Al Butler

Finding success in the Miami, FL sports scene

By Ross Tague
CAS Intern
Al Butler

With a passion for sports, Al Butler isn’t afraid to shoot high.

During his time at Miami, the 2011 journalism grad always kept a list of names taped to the wall of the biggest athletes that he thought he would be able to interview. Through hard work and motivation he has crossed off a number of them, but the list continues to grow.

Butler is a sports editor for United Press International in Miami, Florida. He’s responsible for editing and optimizing national and international sports stories that come in for the UPI website. Additionally, he covers South Miami beat for the Miami Herald and does freelance work with what time he has left in the day. Butler produces his own original sports content, including interviews with famous athletes.

“Whenever a team comes to play the Miami Dolphins,” Butler said, “I go to the visiting locker room most of the time, and I interview the polarizing players on the other teams.” He sees an opportunity to get more page views for his articles with the visiting teams, as that will create more of a national story.

Butler has always had his eye on the big picture. As a self-proclaimed “writing addict” he devotes his time to his work and typically produces eight to 10 articles a day, seven days a week. His dedication to sports journalism has gotten him hundreds of thousands of pageviews on his articles.

Such a passion for sports goes back a long way for Butler. He grew up in Cincinnati going to Reds games with his family, loving the atmosphere of the stadium. He attributed his initial love for sports to going to the games.

“I loved that personal connection with all the players,” Butler said. “I got into college and I knew I wanted to be around sports.”

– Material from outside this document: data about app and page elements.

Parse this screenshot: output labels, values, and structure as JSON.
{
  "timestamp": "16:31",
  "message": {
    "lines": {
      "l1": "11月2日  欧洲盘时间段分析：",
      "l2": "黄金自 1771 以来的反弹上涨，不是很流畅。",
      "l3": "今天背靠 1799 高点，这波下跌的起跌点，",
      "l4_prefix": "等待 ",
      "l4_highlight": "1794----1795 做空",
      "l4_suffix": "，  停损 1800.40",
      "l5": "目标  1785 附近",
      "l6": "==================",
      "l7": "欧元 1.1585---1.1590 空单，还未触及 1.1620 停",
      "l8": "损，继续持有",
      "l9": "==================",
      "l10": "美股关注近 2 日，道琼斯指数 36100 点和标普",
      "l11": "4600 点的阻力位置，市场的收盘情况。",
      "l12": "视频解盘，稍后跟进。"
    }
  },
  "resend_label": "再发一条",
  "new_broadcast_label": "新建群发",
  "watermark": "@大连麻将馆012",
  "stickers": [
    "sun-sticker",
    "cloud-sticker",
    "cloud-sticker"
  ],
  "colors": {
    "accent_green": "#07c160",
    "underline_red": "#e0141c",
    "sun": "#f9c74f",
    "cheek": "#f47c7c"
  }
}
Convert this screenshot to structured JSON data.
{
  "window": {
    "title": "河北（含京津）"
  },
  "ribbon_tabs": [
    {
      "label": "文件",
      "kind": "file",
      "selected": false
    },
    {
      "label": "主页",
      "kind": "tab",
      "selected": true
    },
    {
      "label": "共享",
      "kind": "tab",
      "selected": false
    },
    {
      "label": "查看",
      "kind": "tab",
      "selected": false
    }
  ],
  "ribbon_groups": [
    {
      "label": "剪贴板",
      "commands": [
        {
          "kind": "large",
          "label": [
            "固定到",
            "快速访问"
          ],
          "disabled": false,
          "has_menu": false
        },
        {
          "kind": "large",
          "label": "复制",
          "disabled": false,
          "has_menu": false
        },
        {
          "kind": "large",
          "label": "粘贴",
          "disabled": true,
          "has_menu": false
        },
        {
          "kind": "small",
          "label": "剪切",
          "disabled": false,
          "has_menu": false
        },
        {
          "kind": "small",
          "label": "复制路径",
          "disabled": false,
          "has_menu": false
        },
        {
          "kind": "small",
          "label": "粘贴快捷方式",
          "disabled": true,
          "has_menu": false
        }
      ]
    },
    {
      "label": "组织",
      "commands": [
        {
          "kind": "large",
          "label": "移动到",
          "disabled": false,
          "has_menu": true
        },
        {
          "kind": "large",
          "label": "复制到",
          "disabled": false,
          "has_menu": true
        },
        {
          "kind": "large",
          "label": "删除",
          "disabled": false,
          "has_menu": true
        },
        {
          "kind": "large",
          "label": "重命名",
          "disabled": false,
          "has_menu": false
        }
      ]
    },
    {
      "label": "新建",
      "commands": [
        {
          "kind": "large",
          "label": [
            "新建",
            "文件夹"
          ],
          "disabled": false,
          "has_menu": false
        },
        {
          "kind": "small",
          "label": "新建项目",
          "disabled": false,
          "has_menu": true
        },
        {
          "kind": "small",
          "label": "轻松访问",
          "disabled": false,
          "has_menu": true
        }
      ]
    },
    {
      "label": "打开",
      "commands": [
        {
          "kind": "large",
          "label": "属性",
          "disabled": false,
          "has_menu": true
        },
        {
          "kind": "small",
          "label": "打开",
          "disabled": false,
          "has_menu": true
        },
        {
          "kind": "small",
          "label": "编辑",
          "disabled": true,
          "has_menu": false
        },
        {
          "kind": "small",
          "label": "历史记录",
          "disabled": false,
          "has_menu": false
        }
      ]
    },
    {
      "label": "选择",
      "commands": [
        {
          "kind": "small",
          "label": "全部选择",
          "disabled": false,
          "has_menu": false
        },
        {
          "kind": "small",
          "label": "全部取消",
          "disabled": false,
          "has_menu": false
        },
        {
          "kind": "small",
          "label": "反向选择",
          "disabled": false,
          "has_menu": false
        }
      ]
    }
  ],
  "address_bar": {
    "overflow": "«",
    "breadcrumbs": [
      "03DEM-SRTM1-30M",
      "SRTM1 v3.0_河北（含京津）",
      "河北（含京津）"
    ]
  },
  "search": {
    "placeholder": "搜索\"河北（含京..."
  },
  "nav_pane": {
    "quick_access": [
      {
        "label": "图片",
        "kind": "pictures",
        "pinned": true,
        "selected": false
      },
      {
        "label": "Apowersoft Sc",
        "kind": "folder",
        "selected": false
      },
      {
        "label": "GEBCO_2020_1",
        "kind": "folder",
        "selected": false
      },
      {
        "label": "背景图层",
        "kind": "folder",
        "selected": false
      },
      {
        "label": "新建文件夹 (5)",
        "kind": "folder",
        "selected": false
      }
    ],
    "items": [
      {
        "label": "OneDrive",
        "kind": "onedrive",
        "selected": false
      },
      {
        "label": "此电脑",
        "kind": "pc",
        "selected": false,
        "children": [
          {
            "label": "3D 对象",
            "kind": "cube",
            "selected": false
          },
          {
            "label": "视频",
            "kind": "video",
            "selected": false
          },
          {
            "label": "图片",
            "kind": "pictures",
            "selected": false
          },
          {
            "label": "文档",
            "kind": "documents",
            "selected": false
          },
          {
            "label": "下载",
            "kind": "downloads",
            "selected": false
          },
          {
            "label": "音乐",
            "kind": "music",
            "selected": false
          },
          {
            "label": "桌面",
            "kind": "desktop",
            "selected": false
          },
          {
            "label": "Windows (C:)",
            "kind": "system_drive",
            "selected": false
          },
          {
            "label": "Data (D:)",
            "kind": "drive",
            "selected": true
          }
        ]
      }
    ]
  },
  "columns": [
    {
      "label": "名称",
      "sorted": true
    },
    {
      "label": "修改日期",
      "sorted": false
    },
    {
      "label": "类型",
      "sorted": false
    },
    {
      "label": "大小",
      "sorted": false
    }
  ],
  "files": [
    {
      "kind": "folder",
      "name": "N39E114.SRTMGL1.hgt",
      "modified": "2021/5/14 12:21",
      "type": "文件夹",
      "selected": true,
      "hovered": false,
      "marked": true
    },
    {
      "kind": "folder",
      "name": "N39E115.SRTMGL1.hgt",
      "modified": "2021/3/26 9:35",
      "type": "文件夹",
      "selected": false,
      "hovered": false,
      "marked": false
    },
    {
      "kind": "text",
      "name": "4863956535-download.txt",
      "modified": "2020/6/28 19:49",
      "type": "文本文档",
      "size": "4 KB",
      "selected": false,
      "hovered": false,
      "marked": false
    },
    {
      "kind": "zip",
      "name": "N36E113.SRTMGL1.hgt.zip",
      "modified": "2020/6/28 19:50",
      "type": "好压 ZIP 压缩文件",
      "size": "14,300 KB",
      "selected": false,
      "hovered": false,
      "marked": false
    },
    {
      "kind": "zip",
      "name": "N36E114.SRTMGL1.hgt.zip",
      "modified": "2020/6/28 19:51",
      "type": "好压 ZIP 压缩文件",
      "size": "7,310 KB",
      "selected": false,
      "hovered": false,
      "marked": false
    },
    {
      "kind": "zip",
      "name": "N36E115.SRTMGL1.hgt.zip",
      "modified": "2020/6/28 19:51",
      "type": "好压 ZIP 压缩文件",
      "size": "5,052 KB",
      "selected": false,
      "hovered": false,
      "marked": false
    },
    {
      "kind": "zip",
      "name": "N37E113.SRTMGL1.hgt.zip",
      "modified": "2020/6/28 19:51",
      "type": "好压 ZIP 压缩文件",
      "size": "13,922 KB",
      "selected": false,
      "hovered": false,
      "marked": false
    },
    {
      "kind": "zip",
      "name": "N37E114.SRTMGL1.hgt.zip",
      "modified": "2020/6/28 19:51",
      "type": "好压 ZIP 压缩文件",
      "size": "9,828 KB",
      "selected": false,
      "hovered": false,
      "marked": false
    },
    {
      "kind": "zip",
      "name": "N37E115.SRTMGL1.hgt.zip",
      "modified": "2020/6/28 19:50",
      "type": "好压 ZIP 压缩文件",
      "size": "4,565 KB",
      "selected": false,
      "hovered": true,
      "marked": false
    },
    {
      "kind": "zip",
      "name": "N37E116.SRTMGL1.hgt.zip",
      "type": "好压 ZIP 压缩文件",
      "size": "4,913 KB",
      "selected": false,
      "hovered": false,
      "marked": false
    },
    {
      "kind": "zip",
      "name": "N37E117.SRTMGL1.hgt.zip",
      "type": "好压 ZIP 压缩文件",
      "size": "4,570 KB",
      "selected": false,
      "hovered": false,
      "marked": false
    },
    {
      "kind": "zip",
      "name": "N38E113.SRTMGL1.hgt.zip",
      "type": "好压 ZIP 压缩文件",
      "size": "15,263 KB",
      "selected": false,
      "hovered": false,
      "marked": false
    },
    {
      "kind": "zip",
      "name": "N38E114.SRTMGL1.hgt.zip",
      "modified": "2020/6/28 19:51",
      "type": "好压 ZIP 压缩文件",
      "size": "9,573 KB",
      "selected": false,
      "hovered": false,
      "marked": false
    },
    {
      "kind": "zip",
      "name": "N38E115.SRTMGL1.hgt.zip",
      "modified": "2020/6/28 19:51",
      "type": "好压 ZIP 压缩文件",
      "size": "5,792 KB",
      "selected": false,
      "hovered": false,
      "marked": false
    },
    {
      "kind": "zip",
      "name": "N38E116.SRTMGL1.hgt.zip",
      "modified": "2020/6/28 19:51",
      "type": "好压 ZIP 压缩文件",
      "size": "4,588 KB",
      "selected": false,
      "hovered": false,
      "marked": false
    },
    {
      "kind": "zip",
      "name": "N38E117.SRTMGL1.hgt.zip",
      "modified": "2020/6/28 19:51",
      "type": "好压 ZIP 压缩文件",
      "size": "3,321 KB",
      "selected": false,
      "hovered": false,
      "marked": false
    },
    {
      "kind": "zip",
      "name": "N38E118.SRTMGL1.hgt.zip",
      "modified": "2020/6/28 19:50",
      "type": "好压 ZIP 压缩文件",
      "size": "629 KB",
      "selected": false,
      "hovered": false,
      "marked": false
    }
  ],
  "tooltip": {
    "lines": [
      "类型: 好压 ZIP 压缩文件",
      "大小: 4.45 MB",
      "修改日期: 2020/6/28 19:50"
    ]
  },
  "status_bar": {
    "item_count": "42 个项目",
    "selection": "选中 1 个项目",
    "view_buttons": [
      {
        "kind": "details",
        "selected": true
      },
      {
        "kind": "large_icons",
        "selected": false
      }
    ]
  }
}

When Butler got to Miami University, he soon became involved in the Miami Student. He was unafraid to go after what he wanted, and he quickly established himself as a seasoned sports writer. On multiple occasions, Butler had every article in the sports section of the paper.

“I was notorious for writing way too many articles,” Butler said. “I loved getting the experience and getting the bylines.”

Butler says he couldn’t have gotten to where he is without taking advantage of the experience of the journalism department faculty.

Joe Sampson, one of Butler’s favorite teachers, shared his memories of having him in class. “I had Al in several classes including a public radio reporting capstone,” Sampson said. “In these classes as well as his work at area internships and student media, Al distinguished himself as a hard-working, determined and thoughtful writer and reporter. I don't recall a student who produced more bylines for various publications. Al took advantage of every opportunity in and out of the classroom.”

During his time in college, Butler was able to attain multiple internships which led him to exciting opportunities. He recalled an assignment he received his senior year in which he had to write a feature article on a Miami athlete. Having been so involved in Miami sports already, Butler “wasn’t interested in the actual parameters of the assignment.” He took it upon himself to utilize his contacts from his internship at the Dayton Daily News to acquire locker room passes to a Bengals game. Butler was able to interview Chad Johnson, then wide receiver for the Bengals. In doing so, Butler was able to cross a name off of the list of athletes on his wall.

Since that interview, Butler has gone on to interview numerous other impressive athletes. His most recent favorite interview was an exclusive with golfer Jack Nicklaus. Butler also ranks an interview with retired running back Arian Foster towards the top of his list.

It took a lot of time and dedication to get to where Butler is today. As he achieves more success, he sets his sights higher and higher. He described how the scale of what he is doing continuously changes and gets bigger.

Butler shared a final word of advice for aspiring journalists. “Get your hands dirty and write as much as possible. Interview as many people as possible, and talk to as many types of personalities as possible. Just don’t be stagnant. Go out there and go after what you want.”